Thank you for using JustAnswer. I am researching your issue and will respond shortly.
1) now that we are an LLC, do we still follow the same agreement my partner made to not compete? My assumption is yes. - Yes, assuming this is still the same legal entity (that is, that you were operating under the same or similar agreement, and the only modification is that you formed the LLC.
2) My non-compete is up in a few months, do I/LLC have to follow the same stipulations as the settlement my partner made? - No, so long as you did not sign the settlement agreement. As for the LLC, that's a bit more difficult to say, but assuming that the non-compete that he bound the partnership to was his noncompete, and not yours, or not the partnership not competing, then your non-compete would not be implicated by that.

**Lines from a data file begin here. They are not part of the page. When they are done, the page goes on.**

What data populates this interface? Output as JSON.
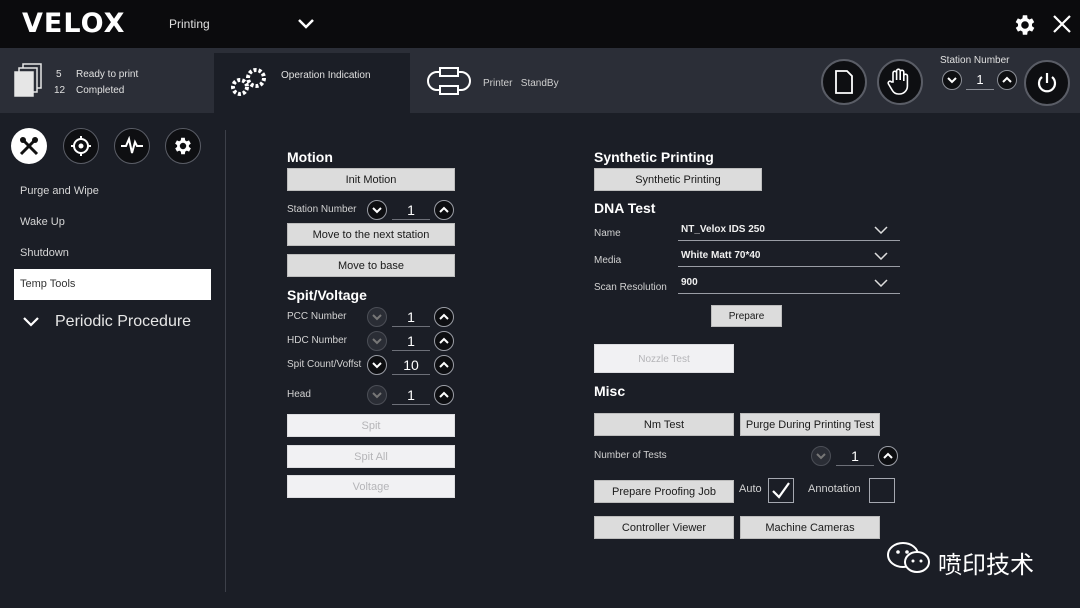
{
  "app": {
    "brand": "VELOX",
    "mode": "Printing"
  },
  "status": {
    "ready_count": "5",
    "ready_label": "Ready to print",
    "completed_count": "12",
    "completed_label": "Completed",
    "active_tab": "Operation Indication",
    "printer_label": "Printer",
    "printer_state": "StandBy"
  },
  "station_top": {
    "label": "Station Number",
    "value": "1"
  },
  "sidebar": {
    "items": [
      "Purge and Wipe",
      "Wake Up",
      "Shutdown",
      "Temp Tools"
    ],
    "selected": "Temp Tools",
    "section": "Periodic Procedure"
  },
  "motion": {
    "title": "Motion",
    "init_btn": "Init Motion",
    "station_label": "Station Number",
    "station_value": "1",
    "next_btn": "Move to the next station",
    "base_btn": "Move to base"
  },
  "spit": {
    "title": "Spit/Voltage",
    "pcc_label": "PCC Number",
    "pcc_value": "1",
    "hdc_label": "HDC Number",
    "hdc_value": "1",
    "spitcount_label": "Spit Count/Voffst",
    "spitcount_value": "10",
    "head_label": "Head",
    "head_value": "1",
    "spit_btn": "Spit",
    "spitall_btn": "Spit All",
    "voltage_btn": "Voltage"
  },
  "synthetic": {
    "title": "Synthetic Printing",
    "btn": "Synthetic Printing"
  },
  "dna": {
    "title": "DNA Test",
    "name_label": "Name",
    "name_value": "NT_Velox IDS 250",
    "media_label": "Media",
    "media_value": "White Matt 70*40",
    "res_label": "Scan Resolution",
    "res_value": "900",
    "prepare_btn": "Prepare",
    "nozzle_btn": "Nozzle Test"
  },
  "misc": {
    "title": "Misc",
    "nm_btn": "Nm Test",
    "purge_btn": "Purge During Printing Test",
    "tests_label": "Number of Tests",
    "tests_value": "1",
    "proof_btn": "Prepare Proofing Job",
    "auto_label": "Auto",
    "auto_checked": true,
    "annotation_label": "Annotation",
    "annotation_checked": false,
    "controller_btn": "Controller Viewer",
    "cameras_btn": "Machine Cameras"
  },
  "watermark": "喷印技术"
}
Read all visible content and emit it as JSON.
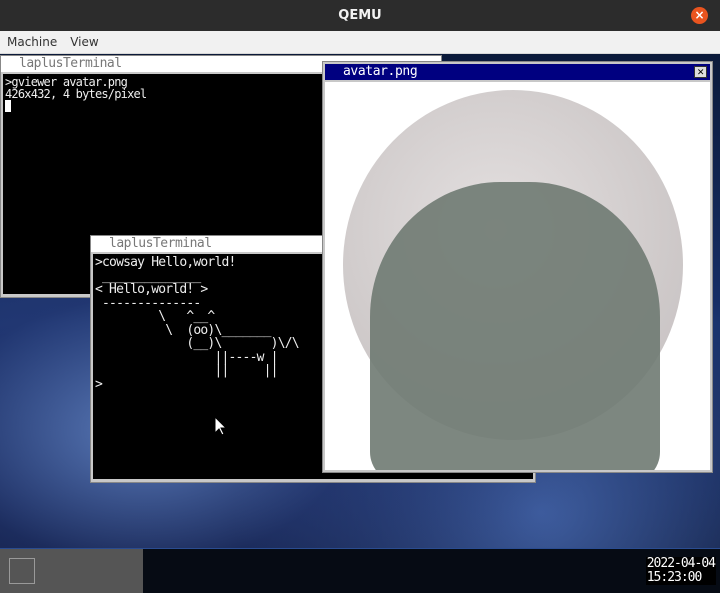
{
  "window": {
    "title": "QEMU",
    "close_icon": "close-icon"
  },
  "menu": [
    "Machine",
    "View"
  ],
  "terminal1": {
    "title": "laplusTerminal",
    "lines": [
      ">gviewer avatar.png",
      "426x432, 4 bytes/pixel"
    ]
  },
  "terminal2": {
    "title": "laplusTerminal",
    "text": ">cowsay Hello,world!\n ______________\n< Hello,world! >\n --------------\n         \\   ^__^\n          \\  (oo)\\_______\n             (__)\\       )\\/\\\n                 ||----w |\n                 ||     ||\n>"
  },
  "viewer": {
    "title": "avatar.png",
    "close_label": "✕"
  },
  "taskbar": {
    "date": "2022-04-04",
    "time": "15:23:00"
  }
}
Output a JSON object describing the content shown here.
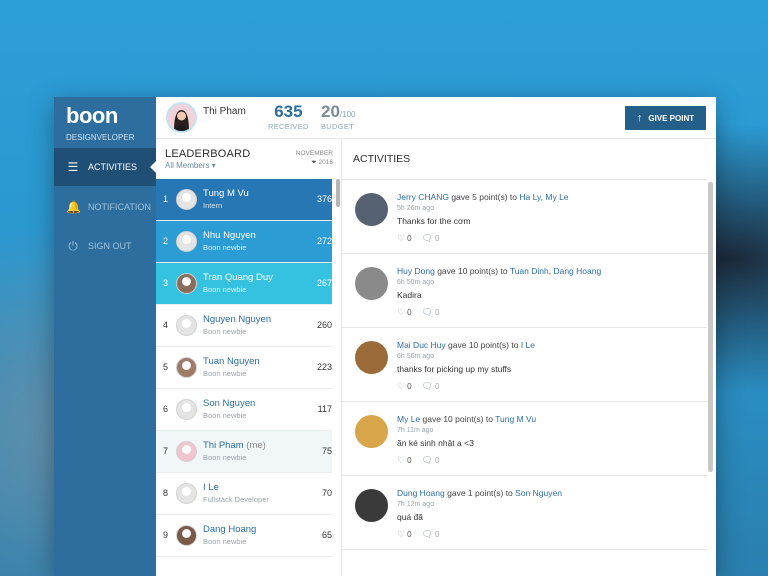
{
  "sidebar": {
    "logo": "boon",
    "org": "DESIGNVELOPER",
    "items": [
      {
        "label": "ACTIVITIES",
        "icon": "menu-icon",
        "active": true
      },
      {
        "label": "NOTIFICATION",
        "icon": "bell-icon",
        "active": false
      },
      {
        "label": "SIGN OUT",
        "icon": "power-icon",
        "active": false
      }
    ]
  },
  "header": {
    "user_name": "Thi Pham",
    "received_value": "635",
    "received_label": "RECEIVED",
    "budget_value": "20",
    "budget_max": "/100",
    "budget_label": "BUDGET",
    "give_button": "GIVE POINT",
    "give_icon": "arrow-up-icon"
  },
  "leaderboard": {
    "title": "LEADERBOARD",
    "filter": "All Members ▾",
    "month": "NOVEMBER",
    "year": "2016",
    "rows": [
      {
        "rank": "1",
        "name": "Tung M Vu",
        "sub": "Intern",
        "points": "376"
      },
      {
        "rank": "2",
        "name": "Nhu Nguyen",
        "sub": "Boon newbie",
        "points": "272"
      },
      {
        "rank": "3",
        "name": "Tran Quang Duy",
        "sub": "Boon newbie",
        "points": "267"
      },
      {
        "rank": "4",
        "name": "Nguyen Nguyen",
        "sub": "Boon newbie",
        "points": "260"
      },
      {
        "rank": "5",
        "name": "Tuan Nguyen",
        "sub": "Boon newbie",
        "points": "223"
      },
      {
        "rank": "6",
        "name": "Son Nguyen",
        "sub": "Boon newbie",
        "points": "117"
      },
      {
        "rank": "7",
        "name": "Thi Pham",
        "me": "(me)",
        "sub": "Boon newbie",
        "points": "75"
      },
      {
        "rank": "8",
        "name": "I Le",
        "sub": "Fullstack Developer",
        "points": "70"
      },
      {
        "rank": "9",
        "name": "Dang Hoang",
        "sub": "Boon newbie",
        "points": "65"
      }
    ]
  },
  "activities": {
    "title": "ACTIVITIES",
    "items": [
      {
        "giver": "Jerry CHANG",
        "verb": "gave 5 point(s) to",
        "recipients": [
          "Ha Ly",
          "My Le"
        ],
        "time": "5h 26m ago",
        "message": "Thanks for the cơm",
        "likes": "0",
        "comments": "0",
        "avatar_color": "#556070"
      },
      {
        "giver": "Huy Dong",
        "verb": "gave 10 point(s) to",
        "recipients": [
          "Tuan Dinh",
          "Dang Hoang"
        ],
        "time": "6h 50m ago",
        "message": "Kadira",
        "likes": "0",
        "comments": "0",
        "avatar_color": "#8a8a8a"
      },
      {
        "giver": "Mai Duc Huy",
        "verb": "gave 10 point(s) to",
        "recipients": [
          "I Le"
        ],
        "time": "6h 56m ago",
        "message": "thanks for picking up my stuffs",
        "likes": "0",
        "comments": "0",
        "avatar_color": "#9b6b3a"
      },
      {
        "giver": "My Le",
        "verb": "gave 10 point(s) to",
        "recipients": [
          "Tung M Vu"
        ],
        "time": "7h 11m ago",
        "message": "ăn ké sinh nhật a <3",
        "likes": "0",
        "comments": "0",
        "avatar_color": "#d9a54a"
      },
      {
        "giver": "Dung Hoang",
        "verb": "gave 1 point(s) to",
        "recipients": [
          "Son Nguyen"
        ],
        "time": "7h 12m ago",
        "message": "quá đã",
        "likes": "0",
        "comments": "0",
        "avatar_color": "#3a3a3a"
      }
    ]
  }
}
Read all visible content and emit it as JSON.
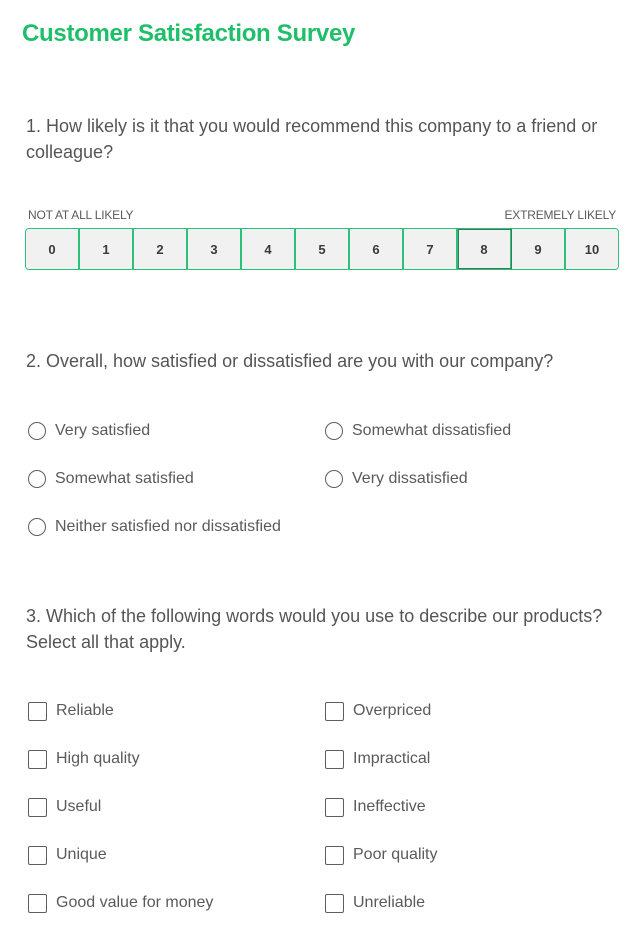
{
  "survey": {
    "title": "Customer Satisfaction Survey",
    "accent_color": "#1fbf6a"
  },
  "q1": {
    "text": "1. How likely is it that you would recommend this company to a friend or colleague?",
    "low_label": "NOT AT ALL LIKELY",
    "high_label": "EXTREMELY LIKELY",
    "scale": [
      "0",
      "1",
      "2",
      "3",
      "4",
      "5",
      "6",
      "7",
      "8",
      "9",
      "10"
    ],
    "hovered": "8"
  },
  "q2": {
    "text": "2. Overall, how satisfied or dissatisfied are you with our company?",
    "options": [
      {
        "label": "Very satisfied",
        "checked": false
      },
      {
        "label": "Somewhat dissatisfied",
        "checked": false
      },
      {
        "label": "Somewhat satisfied",
        "checked": false
      },
      {
        "label": "Very dissatisfied",
        "checked": false
      },
      {
        "label": "Neither satisfied nor dissatisfied",
        "checked": false
      }
    ]
  },
  "q3": {
    "text": "3. Which of the following words would you use to describe our products? Select all that apply.",
    "options": [
      {
        "label": "Reliable",
        "checked": false
      },
      {
        "label": "Overpriced",
        "checked": false
      },
      {
        "label": "High quality",
        "checked": false
      },
      {
        "label": "Impractical",
        "checked": false
      },
      {
        "label": "Useful",
        "checked": false
      },
      {
        "label": "Ineffective",
        "checked": false
      },
      {
        "label": "Unique",
        "checked": false
      },
      {
        "label": "Poor quality",
        "checked": false
      },
      {
        "label": "Good value for money",
        "checked": false
      },
      {
        "label": "Unreliable",
        "checked": false
      }
    ]
  }
}
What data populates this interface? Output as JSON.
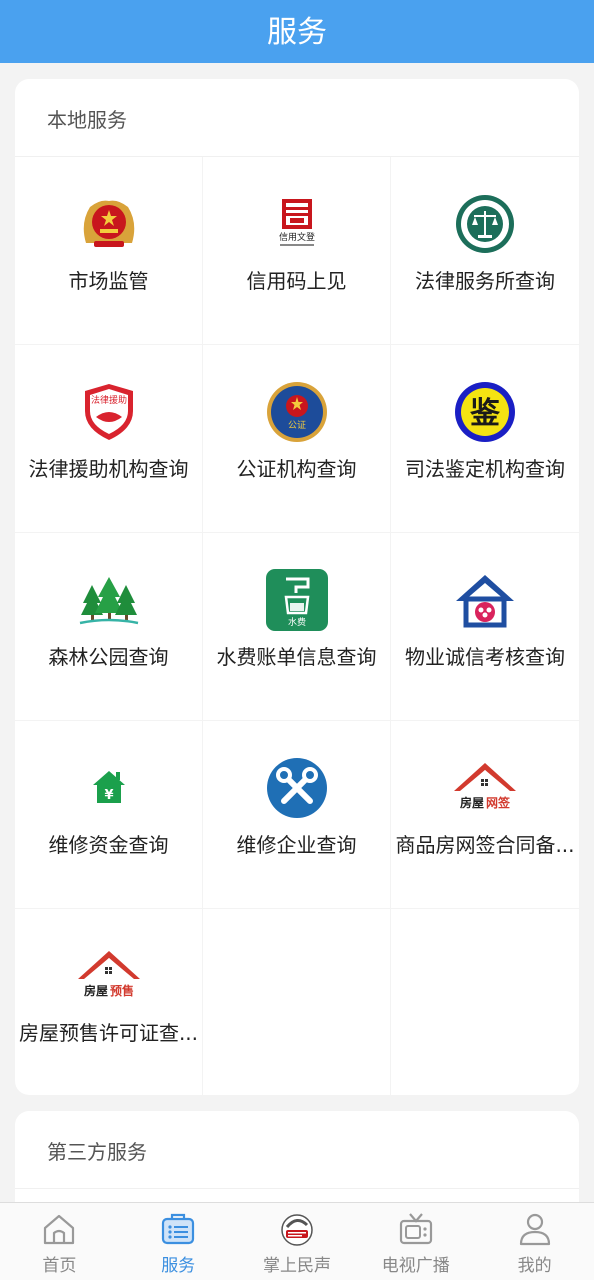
{
  "header": {
    "title": "服务"
  },
  "local": {
    "title": "本地服务",
    "items": [
      {
        "label": "市场监管",
        "icon": "national-emblem-icon"
      },
      {
        "label": "信用码上见",
        "icon": "credit-code-icon",
        "icon_text": "信用文登"
      },
      {
        "label": "法律服务所查询",
        "icon": "legal-service-seal-icon"
      },
      {
        "label": "法律援助机构查询",
        "icon": "legal-aid-shield-icon",
        "icon_text": "法律援助"
      },
      {
        "label": "公证机构查询",
        "icon": "notary-emblem-icon",
        "icon_text": "公证"
      },
      {
        "label": "司法鉴定机构查询",
        "icon": "judicial-appraisal-icon",
        "icon_text": "鉴"
      },
      {
        "label": "森林公园查询",
        "icon": "forest-trees-icon"
      },
      {
        "label": "水费账单信息查询",
        "icon": "water-fee-icon",
        "icon_text": "水费"
      },
      {
        "label": "物业诚信考核查询",
        "icon": "property-house-icon"
      },
      {
        "label": "维修资金查询",
        "icon": "repair-fund-house-icon",
        "icon_text": "¥"
      },
      {
        "label": "维修企业查询",
        "icon": "repair-tools-icon"
      },
      {
        "label": "商品房网签合同备...",
        "icon": "house-sign-icon",
        "icon_text_a": "房屋",
        "icon_text_b": "网签"
      },
      {
        "label": "房屋预售许可证查...",
        "icon": "house-presale-icon",
        "icon_text_a": "房屋",
        "icon_text_b": "预售"
      }
    ]
  },
  "third": {
    "title": "第三方服务"
  },
  "tabs": [
    {
      "label": "首页",
      "icon": "home-icon"
    },
    {
      "label": "服务",
      "icon": "service-list-icon"
    },
    {
      "label": "掌上民声",
      "icon": "people-voice-logo-icon"
    },
    {
      "label": "电视广播",
      "icon": "tv-icon"
    },
    {
      "label": "我的",
      "icon": "profile-icon"
    }
  ],
  "colors": {
    "header": "#4aa1ef",
    "active_tab": "#3b8fe0"
  }
}
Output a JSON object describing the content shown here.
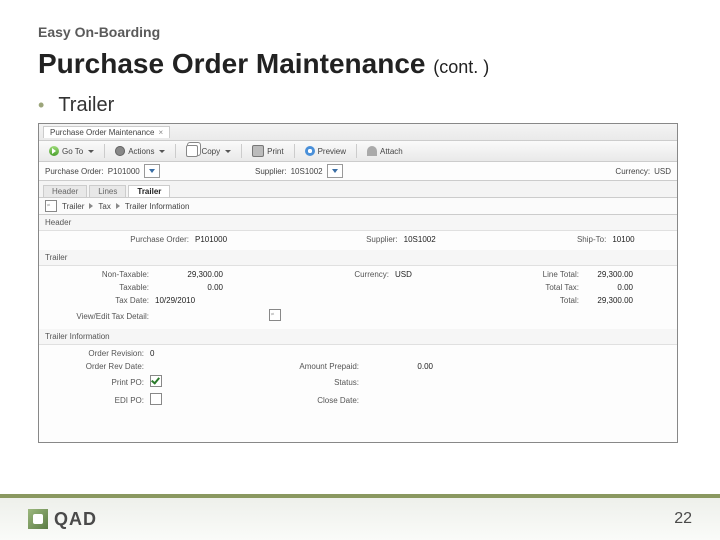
{
  "slide": {
    "kicker": "Easy On-Boarding",
    "title": "Purchase Order Maintenance",
    "title_suffix": "(cont. )",
    "bullet": "Trailer",
    "page_number": "22",
    "logo_text": "QAD"
  },
  "app": {
    "window_tab": "Purchase Order Maintenance",
    "toolbar": {
      "goto": "Go To",
      "actions": "Actions",
      "copy": "Copy",
      "print": "Print",
      "preview": "Preview",
      "attach": "Attach"
    },
    "info": {
      "po_label": "Purchase Order:",
      "po_value": "P101000",
      "supplier_label": "Supplier:",
      "supplier_value": "10S1002",
      "currency_label": "Currency:",
      "currency_value": "USD"
    },
    "subtabs": {
      "header": "Header",
      "lines": "Lines",
      "trailer": "Trailer"
    },
    "crumbs": {
      "trailer": "Trailer",
      "tax": "Tax",
      "trailer_info": "Trailer Information"
    },
    "header_section": {
      "title": "Header",
      "po_label": "Purchase Order:",
      "po_value": "P101000",
      "supplier_label": "Supplier:",
      "supplier_value": "10S1002",
      "shipto_label": "Ship-To:",
      "shipto_value": "10100"
    },
    "trailer_section": {
      "title": "Trailer",
      "nontax_label": "Non-Taxable:",
      "nontax_value": "29,300.00",
      "taxable_label": "Taxable:",
      "taxable_value": "0.00",
      "currency_label": "Currency:",
      "currency_value": "USD",
      "line_total_label": "Line Total:",
      "line_total_value": "29,300.00",
      "total_tax_label": "Total Tax:",
      "total_tax_value": "0.00",
      "taxdate_label": "Tax Date:",
      "taxdate_value": "10/29/2010",
      "total_label": "Total:",
      "total_value": "29,300.00",
      "viewedit_label": "View/Edit Tax Detail:"
    },
    "trailer_info_section": {
      "title": "Trailer Information",
      "order_rev_label": "Order Revision:",
      "order_rev_value": "0",
      "order_rev_date_label": "Order Rev Date:",
      "amount_prepaid_label": "Amount Prepaid:",
      "amount_prepaid_value": "0.00",
      "print_po_label": "Print PO:",
      "status_label": "Status:",
      "edi_po_label": "EDI PO:",
      "close_date_label": "Close Date:"
    }
  }
}
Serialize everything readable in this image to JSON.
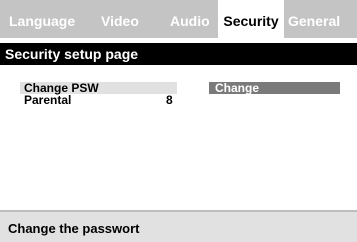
{
  "tabs": [
    {
      "label": "Language"
    },
    {
      "label": "Video"
    },
    {
      "label": "Audio"
    },
    {
      "label": "Security"
    },
    {
      "label": "General"
    }
  ],
  "active_tab": "Security",
  "page_title": "Security setup page",
  "settings": [
    {
      "label": "Change PSW",
      "value": ""
    },
    {
      "label": "Parental",
      "value": "8"
    }
  ],
  "option": {
    "label": "Change"
  },
  "status": {
    "text": "Change the passwort"
  },
  "colors": {
    "tab_bar": "#c4c4c4",
    "title_bar": "#000000",
    "highlight": "#e1e1e1",
    "option_bg": "#7a7a7a",
    "status_bar": "#e1e1e1"
  }
}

Hope that clears things up a bit. If you have any other questions, please let me know. If not, and you have not yet, please rate my answer. Please note that I don't get any credit for my answer unless and until you rate it a 3, 4, 5 (good or better). Thank you, XXXXX XXXXX luck to you!
got it, he settled on his non compete, but i think the company/partnership name was listed as well
i never signed anything
And ultimately it would depend on the nature of what he specifically signed AND the partnership that was indicated. Changing the legal structure to an LLC might change the terms, but it depends on whether the settlement says that "successors" are bound to this agreement as well.
As a partner to the partnership, he can bind the partnership.
But it would be the GP that would be bound, if there was no "successor" language that was in the agreement.
right...even if his membership to the partnership ceased, if he bound the partnership, it still has to follow the agreement
i'll check the language of the agreement...i would be surprised if successors aren't mentioned, but i dont' know specifically
Yes, that's correct.
(that the partnership would be bound to follow)
The reason is that he, in his official capacity, bound the partnership.
Now you could start your own business, and assuming there is not any "agents" "employees" "contractors" etc... language in that settlement, you could contract with the partnership to do this business.
Ultimately it depends on the specific language of that settlement agreement.
thanks, XXXXX XXXXX things up a bit